[Assignment]
All of the data is to be written out again exactly, without the pictures.
(Source material)
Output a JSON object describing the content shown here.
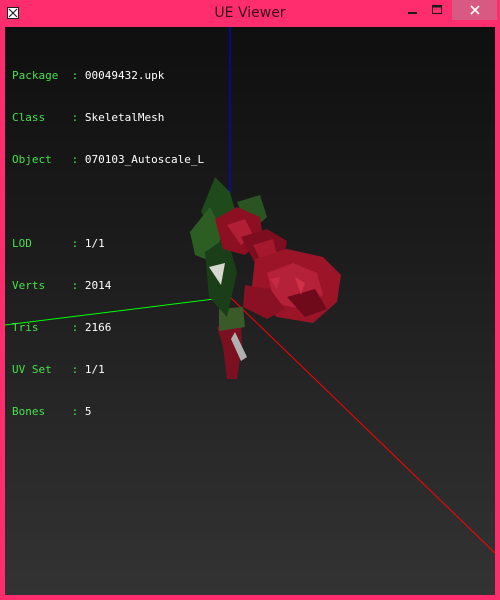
{
  "window": {
    "title": "UE Viewer"
  },
  "icons": {
    "app": "app-icon",
    "minimize": "minimize-icon",
    "maximize": "maximize-icon",
    "close": "close-icon"
  },
  "info": {
    "package": {
      "label": "Package",
      "sep": ":",
      "value": "00049432.upk"
    },
    "class": {
      "label": "Class",
      "sep": ":",
      "value": "SkeletalMesh"
    },
    "object": {
      "label": "Object",
      "sep": ":",
      "value": "070103_Autoscale_L"
    },
    "lod": {
      "label": "LOD",
      "sep": ":",
      "value": "1/1"
    },
    "verts": {
      "label": "Verts",
      "sep": ":",
      "value": "2014"
    },
    "tris": {
      "label": "Tris",
      "sep": ":",
      "value": "2166"
    },
    "uvset": {
      "label": "UV Set",
      "sep": ":",
      "value": "1/1"
    },
    "bones": {
      "label": "Bones",
      "sep": ":",
      "value": "5"
    }
  },
  "colors": {
    "frame": "#ff2c6e",
    "label_text": "#47e04a",
    "value_text": "#ffffff",
    "axis_x": "#ff0000",
    "axis_y": "#00ff00",
    "axis_z": "#0000ff",
    "petals": "#9b1428",
    "leaves": "#1f4a1c"
  }
}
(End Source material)
[Reply]
Output a JSON object describing the content shown here.
{
  "window": {
    "title": "UE Viewer"
  },
  "icons": {
    "app": "app-icon",
    "minimize": "minimize-icon",
    "maximize": "maximize-icon",
    "close": "close-icon"
  },
  "info": {
    "package": {
      "label": "Package",
      "sep": ":",
      "value": "00049432.upk"
    },
    "class": {
      "label": "Class",
      "sep": ":",
      "value": "SkeletalMesh"
    },
    "object": {
      "label": "Object",
      "sep": ":",
      "value": "070103_Autoscale_L"
    },
    "lod": {
      "label": "LOD",
      "sep": ":",
      "value": "1/1"
    },
    "verts": {
      "label": "Verts",
      "sep": ":",
      "value": "2014"
    },
    "tris": {
      "label": "Tris",
      "sep": ":",
      "value": "2166"
    },
    "uvset": {
      "label": "UV Set",
      "sep": ":",
      "value": "1/1"
    },
    "bones": {
      "label": "Bones",
      "sep": ":",
      "value": "5"
    }
  },
  "colors": {
    "frame": "#ff2c6e",
    "label_text": "#47e04a",
    "value_text": "#ffffff",
    "axis_x": "#ff0000",
    "axis_y": "#00ff00",
    "axis_z": "#0000ff",
    "petals": "#9b1428",
    "leaves": "#1f4a1c"
  }
}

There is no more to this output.